The Penalties for Patronizing a Prostitute
Once again, the penalties levied at someone found guilty or pleading guilty or no-contest to patronizing a prostitute depend on the severity of the crime. Is it a class A misdemeanor or a class E or D felony?
Anyone convicted of a class A misdemeanor faces a maximum of one year in jail or three years of probation. A fine of up to $1,000 could be imposed, as well.
A conviction of patronizing a prostitute in the second degree comes with the potential sentence of four years in prison. As for patronizing a prostitute in the first degree, a conviction presents a possible maximum sentence of seven years. Prior felony convictions do factor into increased sentencings.
Defenses to Patronizing a Prostitute

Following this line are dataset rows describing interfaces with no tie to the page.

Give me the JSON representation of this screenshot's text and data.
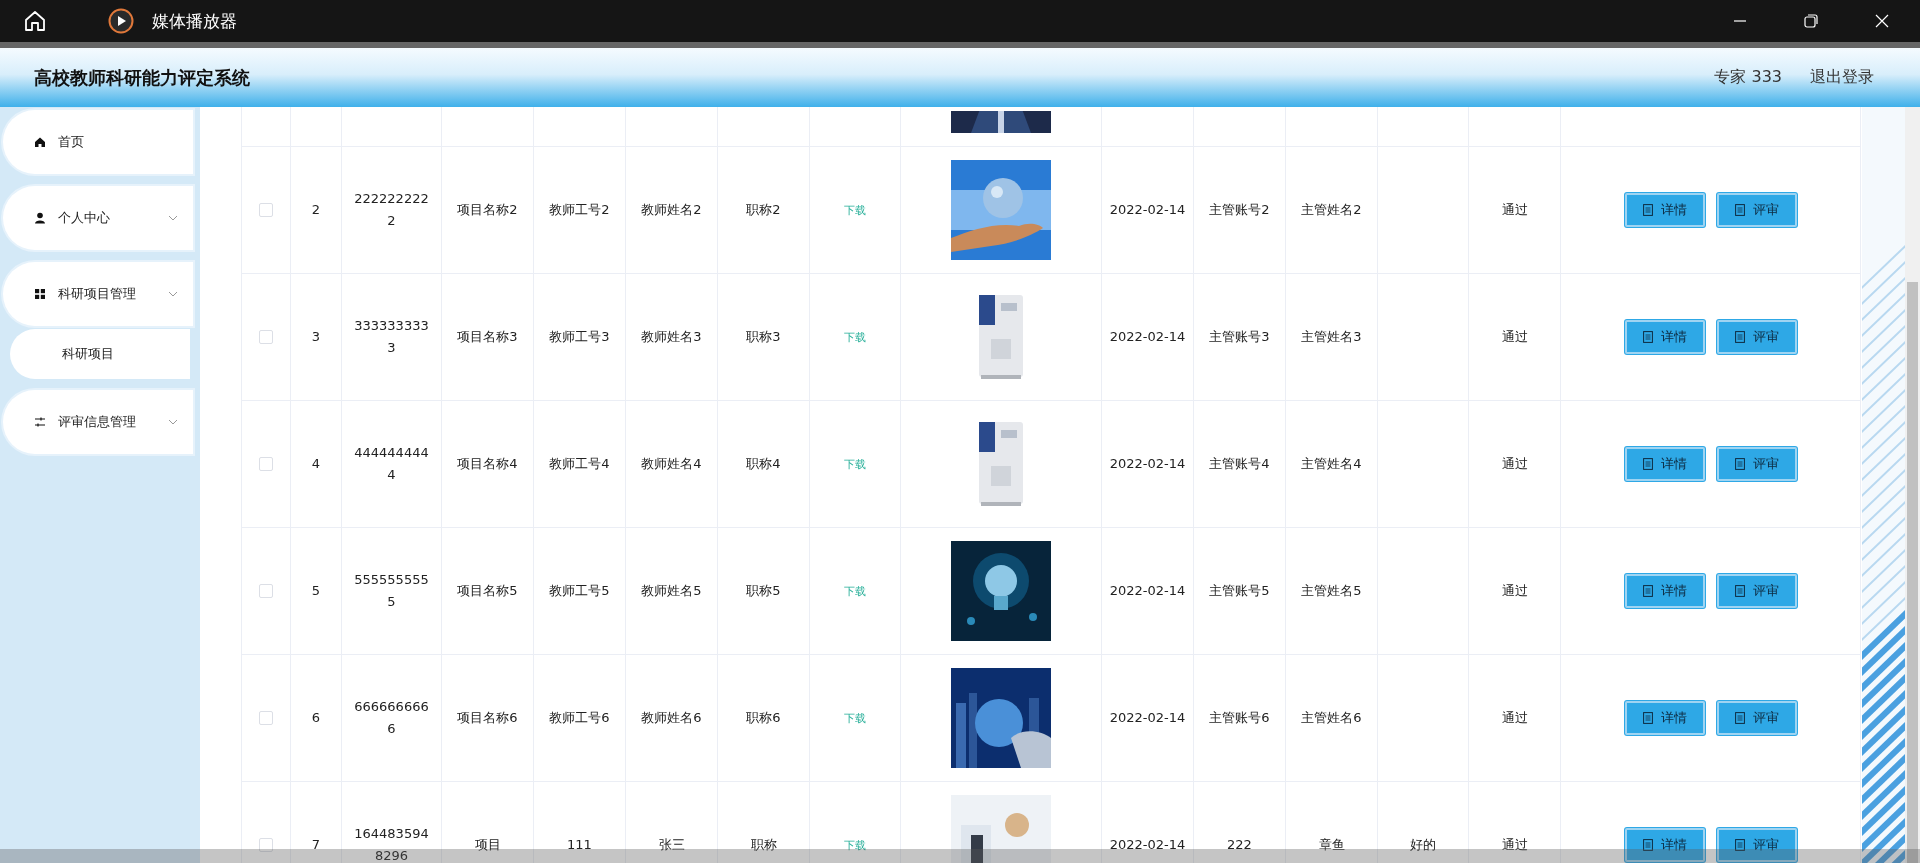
{
  "titlebar": {
    "app_name": "媒体播放器"
  },
  "header": {
    "title": "高校教师科研能力评定系统",
    "user": "专家 333",
    "logout": "退出登录"
  },
  "sidebar": {
    "items": [
      {
        "label": "首页",
        "kind": "menu",
        "expandable": false
      },
      {
        "label": "个人中心",
        "kind": "menu",
        "expandable": true
      },
      {
        "label": "科研项目管理",
        "kind": "menu",
        "expandable": true
      },
      {
        "label": "科研项目",
        "kind": "submenu"
      },
      {
        "label": "评审信息管理",
        "kind": "menu",
        "expandable": true
      }
    ]
  },
  "table": {
    "rows": [
      {
        "image": {
          "kind": "picture"
        }
      },
      {
        "selected": false,
        "index": "2",
        "number": "2222222222",
        "name": "项目名称2",
        "teacher_id": "教师工号2",
        "teacher_name": "教师姓名2",
        "title": "职称2",
        "file": "下载",
        "image": {
          "kind": "picture"
        },
        "date": "2022-02-14",
        "manager_id": "主管账号2",
        "manager_name": "主管姓名2",
        "status": "通过",
        "actions": [
          "详情",
          "评审"
        ]
      },
      {
        "selected": false,
        "index": "3",
        "number": "3333333333",
        "name": "项目名称3",
        "teacher_id": "教师工号3",
        "teacher_name": "教师姓名3",
        "title": "职称3",
        "file": "下载",
        "image": {
          "kind": "picture"
        },
        "date": "2022-02-14",
        "manager_id": "主管账号3",
        "manager_name": "主管姓名3",
        "status": "通过",
        "actions": [
          "详情",
          "评审"
        ]
      },
      {
        "selected": false,
        "index": "4",
        "number": "4444444444",
        "name": "项目名称4",
        "teacher_id": "教师工号4",
        "teacher_name": "教师姓名4",
        "title": "职称4",
        "file": "下载",
        "image": {
          "kind": "picture"
        },
        "date": "2022-02-14",
        "manager_id": "主管账号4",
        "manager_name": "主管姓名4",
        "status": "通过",
        "actions": [
          "详情",
          "评审"
        ]
      },
      {
        "selected": false,
        "index": "5",
        "number": "5555555555",
        "name": "项目名称5",
        "teacher_id": "教师工号5",
        "teacher_name": "教师姓名5",
        "title": "职称5",
        "file": "下载",
        "image": {
          "kind": "picture"
        },
        "date": "2022-02-14",
        "manager_id": "主管账号5",
        "manager_name": "主管姓名5",
        "status": "通过",
        "actions": [
          "详情",
          "评审"
        ]
      },
      {
        "selected": false,
        "index": "6",
        "number": "6666666666",
        "name": "项目名称6",
        "teacher_id": "教师工号6",
        "teacher_name": "教师姓名6",
        "title": "职称6",
        "file": "下载",
        "image": {
          "kind": "picture"
        },
        "date": "2022-02-14",
        "manager_id": "主管账号6",
        "manager_name": "主管姓名6",
        "status": "通过",
        "actions": [
          "详情",
          "评审"
        ]
      },
      {
        "selected": false,
        "index": "7",
        "number": "1644835948296",
        "name": "项目",
        "teacher_id": "111",
        "teacher_name": "张三",
        "title": "职称",
        "file": "下载",
        "image": {
          "kind": "picture"
        },
        "date": "2022-02-14",
        "manager_id": "222",
        "manager_name": "章鱼",
        "comment": "好的",
        "status": "通过",
        "actions": [
          "详情",
          "评审"
        ]
      }
    ]
  }
}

Defenses to patronizing a prostitute vary depending on the circumstances of the case. Insufficient evidence and entrapment rank as two possible defenses. The admissibility of evidence could be questioned by a competent defense attorney, as well.
The public does need to be aware law enforcement officials continually run sting operations to arrest “johns.” Vice squad officers have significant experience running these stings, meaning mistakes could be rare. When facing an uphill battle in court, a defense attorney may be able to plea bargain the charges. Also, the attorney might request leniency in sentencing, which could lead to a reduction in the penalty.
Discuss Matters with an Attorney
Facing charges for patronizing a prostitute, whether on the misdemeanor or felony level, is serious. A conviction leads to a criminal record, one that stays with you for life. Meeting with an attorney to discuss the charges and a viable defense should be a top priority.